(In 2017, I wrote this series for the 40 days prior to Easter to prepare our hearts and minds for the significance of Jesus’ resurrection. I’m reposting the series now for the 40 days after Easter to encourage us to follow through, living in the risen Savior and King.)
God calls us to live for Him in every area of our lives. (Deuteronomy 6:5-9 and Luke 10:27) So often, however, we struggle for true spiritual fitness because we focus only on some areas and neglect others. All of us are guilty of exercising only our strong points at times. But we need balance, and this applies to more than physical exercise.

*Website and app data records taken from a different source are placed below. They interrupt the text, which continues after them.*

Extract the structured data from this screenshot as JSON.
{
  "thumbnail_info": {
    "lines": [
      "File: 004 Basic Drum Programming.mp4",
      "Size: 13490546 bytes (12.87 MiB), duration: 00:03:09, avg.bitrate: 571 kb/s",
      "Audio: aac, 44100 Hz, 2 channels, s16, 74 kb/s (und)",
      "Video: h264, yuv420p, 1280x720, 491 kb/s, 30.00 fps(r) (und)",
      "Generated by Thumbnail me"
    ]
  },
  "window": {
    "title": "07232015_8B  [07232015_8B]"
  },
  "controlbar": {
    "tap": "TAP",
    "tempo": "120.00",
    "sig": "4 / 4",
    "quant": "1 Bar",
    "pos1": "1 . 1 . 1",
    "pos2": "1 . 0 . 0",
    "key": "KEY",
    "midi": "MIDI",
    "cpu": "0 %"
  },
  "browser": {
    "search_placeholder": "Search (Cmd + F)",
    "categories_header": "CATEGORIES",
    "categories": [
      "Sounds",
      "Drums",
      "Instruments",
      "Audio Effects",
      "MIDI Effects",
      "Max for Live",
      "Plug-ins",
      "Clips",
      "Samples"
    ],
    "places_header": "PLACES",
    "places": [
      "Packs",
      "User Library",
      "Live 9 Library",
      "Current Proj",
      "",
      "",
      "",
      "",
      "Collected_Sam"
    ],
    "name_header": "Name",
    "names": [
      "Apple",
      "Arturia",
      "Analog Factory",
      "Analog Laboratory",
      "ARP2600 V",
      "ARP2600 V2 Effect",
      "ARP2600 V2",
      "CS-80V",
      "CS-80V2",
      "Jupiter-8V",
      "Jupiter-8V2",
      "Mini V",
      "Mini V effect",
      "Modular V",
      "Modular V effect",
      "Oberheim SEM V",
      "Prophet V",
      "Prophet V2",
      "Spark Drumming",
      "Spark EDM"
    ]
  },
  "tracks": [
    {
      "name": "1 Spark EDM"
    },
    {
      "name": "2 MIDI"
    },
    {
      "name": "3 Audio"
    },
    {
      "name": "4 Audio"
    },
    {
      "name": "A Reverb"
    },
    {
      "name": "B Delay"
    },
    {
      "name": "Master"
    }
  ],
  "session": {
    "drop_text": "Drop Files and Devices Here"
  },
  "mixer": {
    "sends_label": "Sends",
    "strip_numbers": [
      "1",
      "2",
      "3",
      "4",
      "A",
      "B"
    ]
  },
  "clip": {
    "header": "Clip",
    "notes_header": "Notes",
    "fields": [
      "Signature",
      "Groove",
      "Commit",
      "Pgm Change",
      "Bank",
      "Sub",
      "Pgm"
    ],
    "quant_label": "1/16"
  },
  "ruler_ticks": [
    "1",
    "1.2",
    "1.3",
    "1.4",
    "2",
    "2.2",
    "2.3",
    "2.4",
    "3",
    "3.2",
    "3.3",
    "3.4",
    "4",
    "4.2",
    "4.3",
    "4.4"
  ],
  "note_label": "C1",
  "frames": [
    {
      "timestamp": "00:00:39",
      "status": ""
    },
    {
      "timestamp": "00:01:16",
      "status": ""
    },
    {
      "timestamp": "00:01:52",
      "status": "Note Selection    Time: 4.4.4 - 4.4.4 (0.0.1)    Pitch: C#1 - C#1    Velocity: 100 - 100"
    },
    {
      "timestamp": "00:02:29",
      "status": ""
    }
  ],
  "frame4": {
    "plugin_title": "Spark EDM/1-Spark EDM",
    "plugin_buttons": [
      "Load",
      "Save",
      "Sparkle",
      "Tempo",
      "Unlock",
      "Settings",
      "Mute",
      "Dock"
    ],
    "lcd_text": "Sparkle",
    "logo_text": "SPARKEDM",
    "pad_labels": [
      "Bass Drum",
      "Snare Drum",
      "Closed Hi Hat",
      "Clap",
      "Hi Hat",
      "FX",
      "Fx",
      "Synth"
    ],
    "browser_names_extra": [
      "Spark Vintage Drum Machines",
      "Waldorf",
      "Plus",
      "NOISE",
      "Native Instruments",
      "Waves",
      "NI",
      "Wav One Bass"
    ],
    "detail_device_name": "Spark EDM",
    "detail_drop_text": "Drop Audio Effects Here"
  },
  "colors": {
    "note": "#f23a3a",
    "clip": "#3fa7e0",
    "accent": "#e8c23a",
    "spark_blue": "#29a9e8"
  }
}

For example, Proverbs 30:7-9 warns us against having too much or too little. Luke 10:27 reminds me that my love for God must be shown in my love toward men. 1 Corinthians 6:12-20 tells us that God created us as physical and spiritual beings and that both must glorify Him. Ephesians 4:16 describes the parts of our bodies as interdependent, just like the Body of Christ – His people. And 1 Timothy 5:23 tells us to balance care for our physical well-being with our care for other believers‟ consciences. These are just a few examples of God’s call to live as whole people.
It’s easy to lose our balance in small things that become big problems. If I’m honest with myself, I don’t like working on balance. I prefer to do what I do well and avoid any potential difficulty. Most of us probably operate that way (although our strengths and struggles might differ). My story’s not particularly gripping, but maybe you can relate it to your need for balance.
When I started lifting weights, I was about 13 and working on my parents’ fish camp. Some of my responsibilities included pumping gas for girls in ski boats and cutting the grass around the swimming area where I could check out the girls. But I was nervous they might notice me, too – the skinny, pimple-faced teenager with thick glasses and big feet. When the summer heat got too much for me (or when I just wanted to hide from the girls), my only refuge was a quick dive into nasty Lake Greenwood. But that only made my hair even more limp and oily. What a winner! As you can imagine, I wanted to find some way of becoming acceptable. And, being a teenager who was focused on looks, I thought my best hope would be in putting on some muscle.
Arnold Schwarzenegger was Mr. Universe back then, and I quickly memorized most of his weight-lifting routines to beef up a little. But just as quickly, I decided not to work my legs, abs, and cardio. I knew it would be an unbalanced program, but those exercises were just too painful! Besides, I got faster results with my upper body. So I poured myself into what girls seemed to want: bigger arms and a thicker chest. And for almost 30 years, I was happy with my physique – until 2002 when I was diagnosed with a pinched nerve and a herniated disk. Then everything changed in a matter of days.
All of a sudden, I couldn’t carry the M60 machine gun on 4 mile runs with my battalion. Heavy rucksack marches were out of the question. But that was okay, since those things were getting more painful on my knees anyway. Remember, I really didn’t care for suffering. It has been much tougher coming to grips with how my back surgeries have affected my ability to keep my weight down. In the past, if I ever needed to lose a few pounds, I simply ran farther. Now I have to run farther and eat less. But I love to eat. In fact, that is another area where I struggle for balance.
Again, God made us to honor and enjoy Him in every area of life, so our goals and journey for true fitness must be balanced. Yet, all of us still lean toward our comfort zones and lose our balance. For example, I’d rather read about hard relationships than work through them face to face, and I’d rather do hard jobs myself than train others to do them. But shouldn’t I be doing both? Bottom line: all of us like to do what we do well. It’s just easier! Or is it?
Success in the gym might come more quickly than success with my family, but what happens if I neglect time with them? Sleeping late might be more comfortable, but exercising before breakfast is the best time to burn fat. The journey for true fitness entails a constant awareness and pursuit of giving all of my life to Jesus, who balances our lives. As the creator of the universe, He has established the purpose of life: to worship and enjoy Him. As the re-creator of hearts, He establishes the hope of life: to follow Him by faith in Him. He understands all that we go through and gives His wisdom, forgiveness, change, strength and love so that we can live whole or “balanced” lives.
Unless otherwise indicated, Jeff Dillard is the author of all posts in this blog, the goal of which is your greater joy in Christ through leadership and counseling. Jeff and his wife, Lauren, have been married since 1995. By God’s grace, they have four wonderful children and two grandchildren. Jeff was ordained by the Presbyterian Church in America and commissioned as an Army Chaplain in 1998. He has Master’s degrees in Divinity, History, and Counseling. Since 1998, he’s had the privilege of equipping and encouraging others’ faith and service to the Lord Jesus by leading congregations and counseling in multicultural settings across the United States. Seven of those years have been in Germany, Korea, and Iraq. For leisure, Jeff enjoys simple time with his family, exercise, playing guitar and trumpet, and trying foreign foods with friends.
Please note that the contents of tools4trenches do not necessarily reflect specific beliefs or practices of organizations in which Jeff works or worships.